michele-leggottMichele Leggott is award winning poet, born in New Zealand where she lives with her family on Auckland's North Shore. She is currently a lecturer in the Department of English, University of Auckland and the Founding Director of the New Zealand electronic poetry centre, the international gateway to New Zealand poetry (www.nzepc.auckland.ac.nz). Leggott is the principal investigator in a five-person Marden Award funded team for research on New Zealand writer Robin Hyde. As such, she edited the extraordinary prose poem The Book of Nadath, which was written by Robin Hyde in 1937 and finally published by AUP in May 1999. For this she was awarded a Blind Achiever's Award in November 1999. Leggott co-edited, with poets Alan Brunton and Murray Edmond, the anthology, Big Smoke, a revealing look at New Zealand poetry in the sixties and seventies. She has also written a scholarly study of the American poet, Louis Zukofsky, and was the co-author of the critical work Opening the Book: New Essays on New Zealand Writing (AUP, 1995).

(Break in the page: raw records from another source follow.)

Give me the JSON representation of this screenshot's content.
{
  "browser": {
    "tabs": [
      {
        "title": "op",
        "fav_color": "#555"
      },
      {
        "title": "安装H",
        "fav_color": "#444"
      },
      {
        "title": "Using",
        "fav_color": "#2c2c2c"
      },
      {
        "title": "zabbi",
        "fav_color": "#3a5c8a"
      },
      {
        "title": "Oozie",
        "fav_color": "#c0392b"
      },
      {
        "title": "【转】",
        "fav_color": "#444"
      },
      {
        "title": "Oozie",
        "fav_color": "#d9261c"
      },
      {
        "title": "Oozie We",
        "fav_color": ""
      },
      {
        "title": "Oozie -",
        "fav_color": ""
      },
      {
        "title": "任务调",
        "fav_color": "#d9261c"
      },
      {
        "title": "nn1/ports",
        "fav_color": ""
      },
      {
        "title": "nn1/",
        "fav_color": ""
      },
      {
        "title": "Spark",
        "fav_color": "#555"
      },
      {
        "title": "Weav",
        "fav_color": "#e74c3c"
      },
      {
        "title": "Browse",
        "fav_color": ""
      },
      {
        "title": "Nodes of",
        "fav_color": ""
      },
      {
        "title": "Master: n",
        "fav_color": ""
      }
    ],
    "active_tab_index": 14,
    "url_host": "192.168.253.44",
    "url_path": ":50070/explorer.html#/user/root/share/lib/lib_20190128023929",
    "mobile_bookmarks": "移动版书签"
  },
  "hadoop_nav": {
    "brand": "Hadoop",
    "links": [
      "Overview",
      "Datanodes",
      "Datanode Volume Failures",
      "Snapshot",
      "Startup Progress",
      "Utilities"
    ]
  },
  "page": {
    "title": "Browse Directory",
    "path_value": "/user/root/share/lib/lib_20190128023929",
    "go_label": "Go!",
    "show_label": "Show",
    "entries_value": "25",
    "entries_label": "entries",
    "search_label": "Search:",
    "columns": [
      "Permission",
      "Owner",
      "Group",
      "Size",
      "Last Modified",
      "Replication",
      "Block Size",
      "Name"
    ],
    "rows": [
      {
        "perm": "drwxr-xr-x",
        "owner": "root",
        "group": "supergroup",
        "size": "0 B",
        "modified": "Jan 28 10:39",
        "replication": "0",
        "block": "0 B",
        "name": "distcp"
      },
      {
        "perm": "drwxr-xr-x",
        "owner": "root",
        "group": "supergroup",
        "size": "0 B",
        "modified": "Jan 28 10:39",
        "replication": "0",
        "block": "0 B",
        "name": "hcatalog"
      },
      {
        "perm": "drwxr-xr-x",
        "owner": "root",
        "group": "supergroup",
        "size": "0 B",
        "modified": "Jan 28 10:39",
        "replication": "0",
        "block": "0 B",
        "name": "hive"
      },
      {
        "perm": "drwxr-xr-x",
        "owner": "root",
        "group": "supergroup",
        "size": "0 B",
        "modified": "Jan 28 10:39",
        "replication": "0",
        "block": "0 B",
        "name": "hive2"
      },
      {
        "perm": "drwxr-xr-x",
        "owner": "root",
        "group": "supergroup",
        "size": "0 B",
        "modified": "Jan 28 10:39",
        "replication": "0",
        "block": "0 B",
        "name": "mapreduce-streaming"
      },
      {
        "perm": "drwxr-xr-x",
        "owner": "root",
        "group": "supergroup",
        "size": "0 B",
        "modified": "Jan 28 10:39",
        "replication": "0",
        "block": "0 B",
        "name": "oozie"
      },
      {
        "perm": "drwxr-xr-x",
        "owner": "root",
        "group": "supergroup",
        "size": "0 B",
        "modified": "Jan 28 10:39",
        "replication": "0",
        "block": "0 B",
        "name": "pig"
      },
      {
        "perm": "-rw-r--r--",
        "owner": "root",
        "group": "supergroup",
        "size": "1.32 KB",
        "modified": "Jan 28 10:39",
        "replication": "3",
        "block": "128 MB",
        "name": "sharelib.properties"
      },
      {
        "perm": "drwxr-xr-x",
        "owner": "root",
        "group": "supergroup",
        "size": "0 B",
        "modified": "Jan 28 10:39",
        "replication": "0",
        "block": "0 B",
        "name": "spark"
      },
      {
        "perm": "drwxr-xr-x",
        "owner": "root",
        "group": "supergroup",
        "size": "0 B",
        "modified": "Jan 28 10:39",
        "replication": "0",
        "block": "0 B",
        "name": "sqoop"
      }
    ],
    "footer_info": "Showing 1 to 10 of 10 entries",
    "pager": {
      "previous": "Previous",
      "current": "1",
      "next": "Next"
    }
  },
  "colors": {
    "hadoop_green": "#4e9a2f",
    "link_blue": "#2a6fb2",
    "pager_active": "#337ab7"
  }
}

Leggott appears on AUP's inaugural New Zealand Poetry CD,Seeing Voices, and in a poetry video, Heaven's Cloudy Smile. Leggott's first collection of poetry, Like This?, won the PEN First Book of Poetry award; her third book, DIA, and her last collection, As Far As I Can See, both won the New Zealand Book Award for Poetry. In As Far As I Can See, Leggott writes of her anguish at losing her eyesight. She suffers from retinitis pigmentosa and has been going slowly blind since 1985. She writes, "Much of what I have written here is an effort to remember seeing, something to put against the dark while I searched for other ways of understanding where it has put me. This understanding is elusive, it vanishes most when I need it. It is the sound of words on darkness, and of words on light."